** Opening AVAILABLE DATA block **

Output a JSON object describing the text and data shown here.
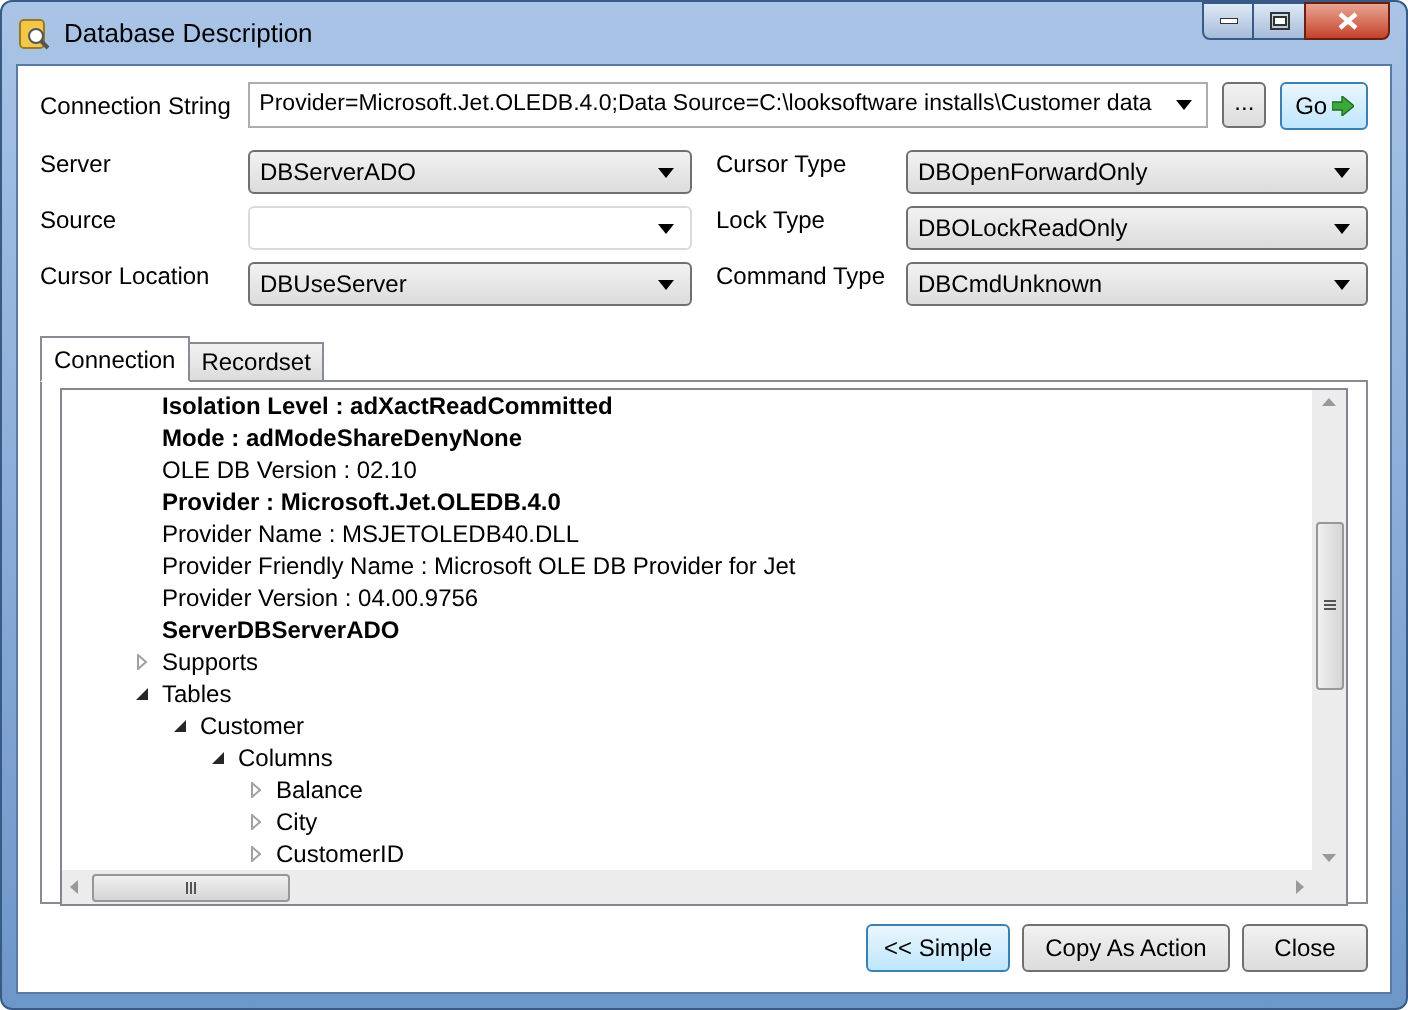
{
  "window": {
    "title": "Database Description"
  },
  "connection_string": {
    "label": "Connection String",
    "value": "Provider=Microsoft.Jet.OLEDB.4.0;Data Source=C:\\looksoftware installs\\Customer data",
    "browse_button": "...",
    "go_button": "Go"
  },
  "fields_left": [
    {
      "label": "Server",
      "value": "DBServerADO",
      "disabled": false
    },
    {
      "label": "Source",
      "disabled": true
    },
    {
      "label": "Cursor Location",
      "value": "DBUseServer",
      "disabled": false
    }
  ],
  "fields_right": [
    {
      "label": "Cursor Type",
      "value": "DBOpenForwardOnly",
      "disabled": false
    },
    {
      "label": "Lock Type",
      "value": "DBOLockReadOnly",
      "disabled": false
    },
    {
      "label": "Command Type",
      "value": "DBCmdUnknown",
      "disabled": false
    }
  ],
  "tabs": [
    {
      "label": "Connection",
      "selected": true
    },
    {
      "label": "Recordset",
      "selected": false
    }
  ],
  "tree": [
    {
      "kind": "property",
      "label": "Isolation Level : adXactReadCommitted",
      "bold": true
    },
    {
      "kind": "property",
      "label": "Mode : adModeShareDenyNone",
      "bold": true
    },
    {
      "kind": "property",
      "label": "OLE DB Version : 02.10",
      "bold": false
    },
    {
      "kind": "property",
      "label": "Provider : Microsoft.Jet.OLEDB.4.0",
      "bold": true
    },
    {
      "kind": "property",
      "label": "Provider Name : MSJETOLEDB40.DLL",
      "bold": false
    },
    {
      "kind": "property",
      "label": "Provider Friendly Name : Microsoft OLE DB Provider for Jet",
      "bold": false
    },
    {
      "kind": "property",
      "label": "Provider Version : 04.00.9756",
      "bold": false
    },
    {
      "kind": "property",
      "label": "ServerDBServerADO",
      "bold": true
    },
    {
      "kind": "node",
      "label": "Supports",
      "expanded": false
    },
    {
      "kind": "node",
      "label": "Tables",
      "expanded": true,
      "children": [
        {
          "kind": "node",
          "label": "Customer",
          "expanded": true,
          "children": [
            {
              "kind": "node",
              "label": "Columns",
              "expanded": true,
              "children": [
                {
                  "kind": "node",
                  "label": "Balance",
                  "expanded": false
                },
                {
                  "kind": "node",
                  "label": "City",
                  "expanded": false
                },
                {
                  "kind": "node",
                  "label": "CustomerID",
                  "expanded": false
                }
              ]
            }
          ]
        }
      ]
    }
  ],
  "buttons": [
    {
      "label": "<< Simple",
      "selected": true
    },
    {
      "label": "Copy As Action",
      "selected": false
    },
    {
      "label": "Close",
      "selected": false
    }
  ]
}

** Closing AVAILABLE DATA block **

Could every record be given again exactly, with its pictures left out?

Output a JSON object describing the text and data shown here.
{
  "window": {
    "title": "Database Description"
  },
  "connection_string": {
    "label": "Connection String",
    "value": "Provider=Microsoft.Jet.OLEDB.4.0;Data Source=C:\\looksoftware installs\\Customer data",
    "browse_button": "...",
    "go_button": "Go"
  },
  "fields_left": [
    {
      "label": "Server",
      "value": "DBServerADO",
      "disabled": false
    },
    {
      "label": "Source",
      "disabled": true
    },
    {
      "label": "Cursor Location",
      "value": "DBUseServer",
      "disabled": false
    }
  ],
  "fields_right": [
    {
      "label": "Cursor Type",
      "value": "DBOpenForwardOnly",
      "disabled": false
    },
    {
      "label": "Lock Type",
      "value": "DBOLockReadOnly",
      "disabled": false
    },
    {
      "label": "Command Type",
      "value": "DBCmdUnknown",
      "disabled": false
    }
  ],
  "tabs": [
    {
      "label": "Connection",
      "selected": true
    },
    {
      "label": "Recordset",
      "selected": false
    }
  ],
  "tree": [
    {
      "kind": "property",
      "label": "Isolation Level : adXactReadCommitted",
      "bold": true
    },
    {
      "kind": "property",
      "label": "Mode : adModeShareDenyNone",
      "bold": true
    },
    {
      "kind": "property",
      "label": "OLE DB Version : 02.10",
      "bold": false
    },
    {
      "kind": "property",
      "label": "Provider : Microsoft.Jet.OLEDB.4.0",
      "bold": true
    },
    {
      "kind": "property",
      "label": "Provider Name : MSJETOLEDB40.DLL",
      "bold": false
    },
    {
      "kind": "property",
      "label": "Provider Friendly Name : Microsoft OLE DB Provider for Jet",
      "bold": false
    },
    {
      "kind": "property",
      "label": "Provider Version : 04.00.9756",
      "bold": false
    },
    {
      "kind": "property",
      "label": "ServerDBServerADO",
      "bold": true
    },
    {
      "kind": "node",
      "label": "Supports",
      "expanded": false
    },
    {
      "kind": "node",
      "label": "Tables",
      "expanded": true,
      "children": [
        {
          "kind": "node",
          "label": "Customer",
          "expanded": true,
          "children": [
            {
              "kind": "node",
              "label": "Columns",
              "expanded": true,
              "children": [
                {
                  "kind": "node",
                  "label": "Balance",
                  "expanded": false
                },
                {
                  "kind": "node",
                  "label": "City",
                  "expanded": false
                },
                {
                  "kind": "node",
                  "label": "CustomerID",
                  "expanded": false
                }
              ]
            }
          ]
        }
      ]
    }
  ],
  "buttons": [
    {
      "label": "<< Simple",
      "selected": true
    },
    {
      "label": "Copy As Action",
      "selected": false
    },
    {
      "label": "Close",
      "selected": false
    }
  ]
}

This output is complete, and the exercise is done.